We have noticed that the rogue IRI http://org.semanticweb.owlapi/error#Error(n) can be inadventently written to files when a contributor saves thier work locally before contributing. Although we are not entirely sure about why this happens, we think that it stems from bug(s) in the underlying OWLAPI (used a dependency within Protege) which is used to format and write data to the files. Please review you contribution carefully and pay extra attention to the presence of this annoying anomaly.

Before you write a new request, please consider the following:

  • Does the term already exist? Before submitting suggestions for new ontology terms, check whether the term exist, either as a primary term or a synonym term. You can search using Github search.

Guidelines for creating GitHub tickets with contributions to the ontology:

  1. Write a detailed request: Please be specific and include as many details as necessary, providing background information, and if possible, suggesting a solution. SWEET editors will be better equipped to address your suggestions if you offer details regarding 'what is wrong', 'why', and 'how to fix it'.
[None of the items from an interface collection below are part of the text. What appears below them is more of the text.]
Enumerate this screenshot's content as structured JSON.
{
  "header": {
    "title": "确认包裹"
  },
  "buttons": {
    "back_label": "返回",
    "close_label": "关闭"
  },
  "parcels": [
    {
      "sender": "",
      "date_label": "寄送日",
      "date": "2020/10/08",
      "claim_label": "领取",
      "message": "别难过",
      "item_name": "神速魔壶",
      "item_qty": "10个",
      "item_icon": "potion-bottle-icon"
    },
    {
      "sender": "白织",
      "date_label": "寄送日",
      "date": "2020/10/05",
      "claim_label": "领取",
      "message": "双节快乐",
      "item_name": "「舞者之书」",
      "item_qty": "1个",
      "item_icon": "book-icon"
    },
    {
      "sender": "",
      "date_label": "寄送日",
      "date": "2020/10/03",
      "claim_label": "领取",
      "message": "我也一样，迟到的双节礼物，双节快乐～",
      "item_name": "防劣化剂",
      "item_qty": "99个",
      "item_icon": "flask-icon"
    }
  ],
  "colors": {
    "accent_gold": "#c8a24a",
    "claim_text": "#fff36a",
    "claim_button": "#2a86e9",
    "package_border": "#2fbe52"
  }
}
  2. Provide examples and references: Please include URI's or external links for new term requests, and include also screenshots, or URLs illustrating the current ontology structure for other types of requests.

  3. For new term request: Be sure to provide suggestions for label (name), definition, references, position in hierarchy, etc.

  4. For updates to relationships: Provide details of the current axioms, why you think they are wrong or not sufficient, and what exactly should be added or removed.

  5. Please consider using the issue template for structuring your issue.

On behalf of the SWEET editorial team, Thanks!